The Food-Energy-Water (FEW) nexus for urban sustainability needs to be analyzed via an integrative rather than a sectoral or silo approach, reflecting the ongoing transition from separate infrastructure systems to an integrated social-ecological-infrastructure system. As technology hubs can provide food, energy, water resources via decentralized and/or centralized facilities, there is an acute need to optimize FEW infrastructures by considering cost-benefit-risk tradeoffs with respect to multiple sustainability indicators. This paper identifies, categorizes, and analyzes global trends with respect to contemporary FEW technology metrics that highlights the possible optimal integration of a broad spectrum of technology hubs for possible cost-benefit-risk tradeoffs. The challenges related to multiscale and multiagent modeling processes for the simulation of urban FEW systems were discussed with respect to the aspects of scaling-up, optimization process, and risk assessment. Our review reveals that this field is growing at a rapid pace and the previous selection of analytical methodologies, nexus criteria, and sustainability indicators largely depended on individual FEW nexus conditions disparately, and full-scale cost-benefit-risk tradeoffs were very rare. Therefore, the potential full-scale technology integration in three ongoing cases of urban FEW systems in Miami (the United States), Marseille (France), and Amsterdam (the Netherlands) were demonstrated in due purpose finally.
|Number of pages||46|
|Journal||Critical Reviews in Environmental Science and Technology|

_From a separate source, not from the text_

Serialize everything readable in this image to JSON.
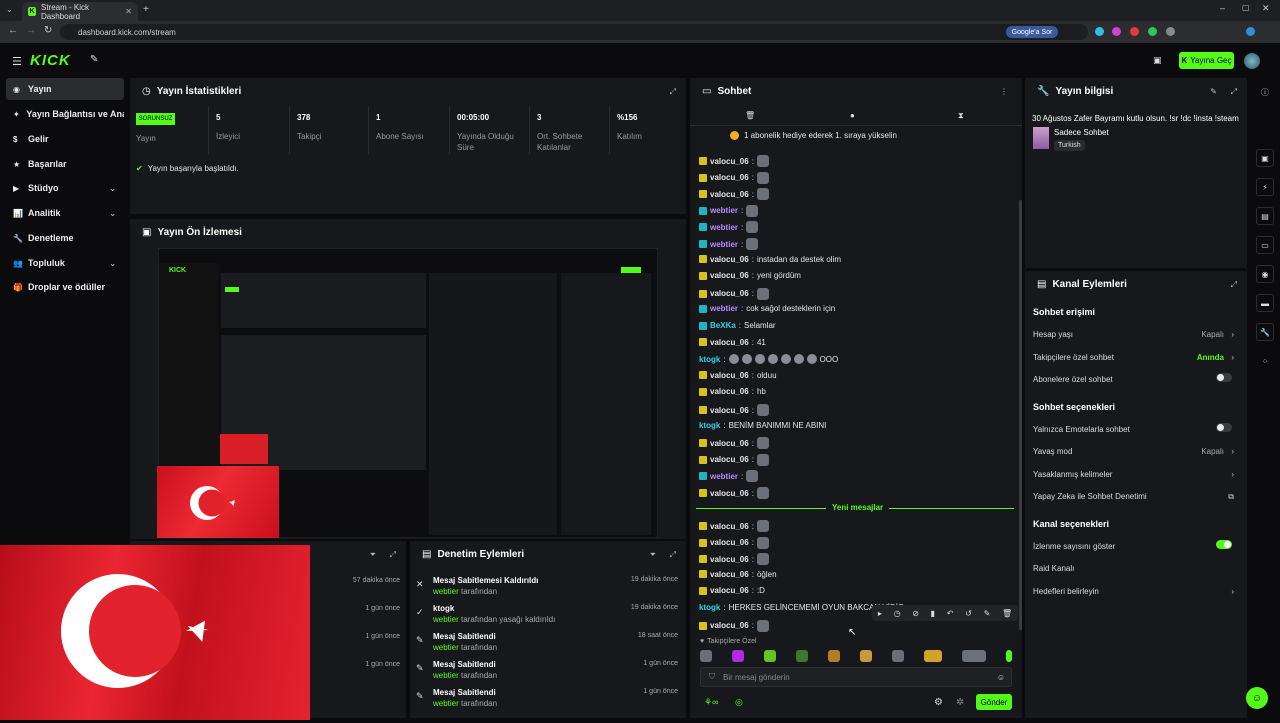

|Publication status||Published - 2020|
- Cost-benefit-risk tradeoff
- food-energy-water nexus
- technology hubs integration